What we do know is that he went to Leeds and started in business and was very successful at it.


On 15 November 1749 he married Ann Ramsden at St Peter’s Church, Leeds.


For 40 years, up to 1788 when he sold his business, he ran a dry salting (chemicals such as dyes for the cloth industry) and oil business at the top of the marketplace in Leeds.  It appears that he also had properties elsewhere in Leeds and Bramleys Yard (off the Headrow) may well be so named because of his ownership of that area.  He was obviously very successful and built Carlton House (now no longer existing) and it was there that he died on 3 October 1802.  He was buried at St Peter’s, Leeds on 6 October 1802.

Ann Ramsden (about 1723-1797) Anne Bramley’s Great-Grandmother

Ann was born in about 1723. The Rev William Bramley’s recollections say that she was the daughter of Sir Robert Ramsden, but since details of her birth are unknown this cannot be certain. 


On 15 November 1749 she married Christopher Bramley at St Peter’s Church, Leeds.


Ann died on 11 August 1797 at Carlton House, Leeds.


Christopher and Ann had 11 children.

Henry Alcock (1721-1769) Anne Bramley’s Great-Grandfather

Henry was baptised on 30 March 1721 in Linton-on-Craven. 


He became a lawyer in Skipton and on 5 June 1764 he married Rosamond Swire in Skipton Church. 


He died on 8 December 1769 because of an infection caused by a cut from a stone.

Rosamond Swire (1733-1815) Anne Bramley’s Great-Grandmother

Rosamond was baptised on 15 March 1733 in Kildwick in Craven.  Her father, Samuel Swire was described as “from Conondley” and a “Gent”. 


When she married Henry Alcock on 5 June 1764 she was described as “a most agreeable and accomplished young lady, with a Fortune of £5000”.


Rosamond died in Skipton on 20 May 1815.


Henry and Rosamond only had one child, Elizabeth.


William Cooper (unknown) Anne Bramley’s Great-Grandfather

We know nothing about William Cooper beyond the fact that he came from Doncaster. 


Thomas Lonsdale (1751-unknown). Anne Bramley’s Great-Grandfather

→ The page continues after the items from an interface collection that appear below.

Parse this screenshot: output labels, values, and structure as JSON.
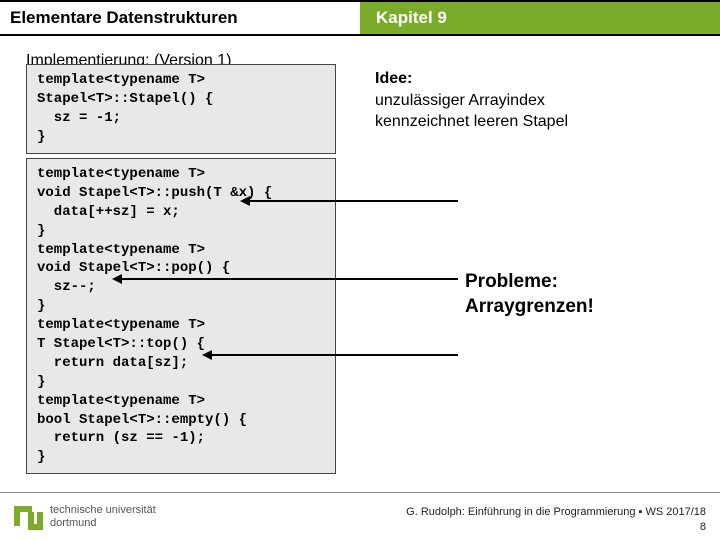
{
  "header": {
    "left": "Elementare Datenstrukturen",
    "right": "Kapitel 9"
  },
  "subtitle": "Implementierung: (Version 1)",
  "code1": "template<typename T>\nStapel<T>::Stapel() {\n  sz = -1;\n}",
  "code2": "template<typename T>\nvoid Stapel<T>::push(T &x) {\n  data[++sz] = x;\n}\ntemplate<typename T>\nvoid Stapel<T>::pop() {\n  sz--;\n}\ntemplate<typename T>\nT Stapel<T>::top() {\n  return data[sz];\n}\ntemplate<typename T>\nbool Stapel<T>::empty() {\n  return (sz == -1);\n}",
  "idea": {
    "heading": "Idee:",
    "line1": "unzulässiger Arrayindex",
    "line2": "kennzeichnet leeren Stapel"
  },
  "problems": {
    "line1": "Probleme:",
    "line2": "Arraygrenzen!"
  },
  "footer": {
    "logo_line1": "technische universität",
    "logo_line2": "dortmund",
    "credit": "G. Rudolph: Einführung in die Programmierung ▪ WS 2017/18",
    "page": "8"
  }
}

On 6 August 1780 Thomas, who was described as a linen draper of Leeds, married Mary Chamberlain at Skipton Parish Church. This is probably the same Thomas Lonsdale that was baptised in Skipton on 25 May 1751, though we cannot be sure of this since he was described on his marriage as being from Leeds.  In fact, from contemporary newspaper advertisements, he seems to have conducted his drapery business in both Leeds and Skipton, winding up the former in 1785 and his Skipton shop in 1790. Assuming it was him who was baptised in Skipton in 1751, then his father was William, a Yeoman, so probably a farmer, and his mother was Sarah (Dixon).


We don’t know when he died, but it seems to have been before 1804, when the register record of his grandson’s christening describes him as “late”.


Mary Chamberlain (1754-1843) Anne Bramley’s Great-Grandmother

Mary was born in 1754 and baptised at Skipton Parish Church on 22 May 1754. Her father, Abraham, was an Ironmonger, and her mother was Mary (Currer).


She died in Skipton on 5 March 1843.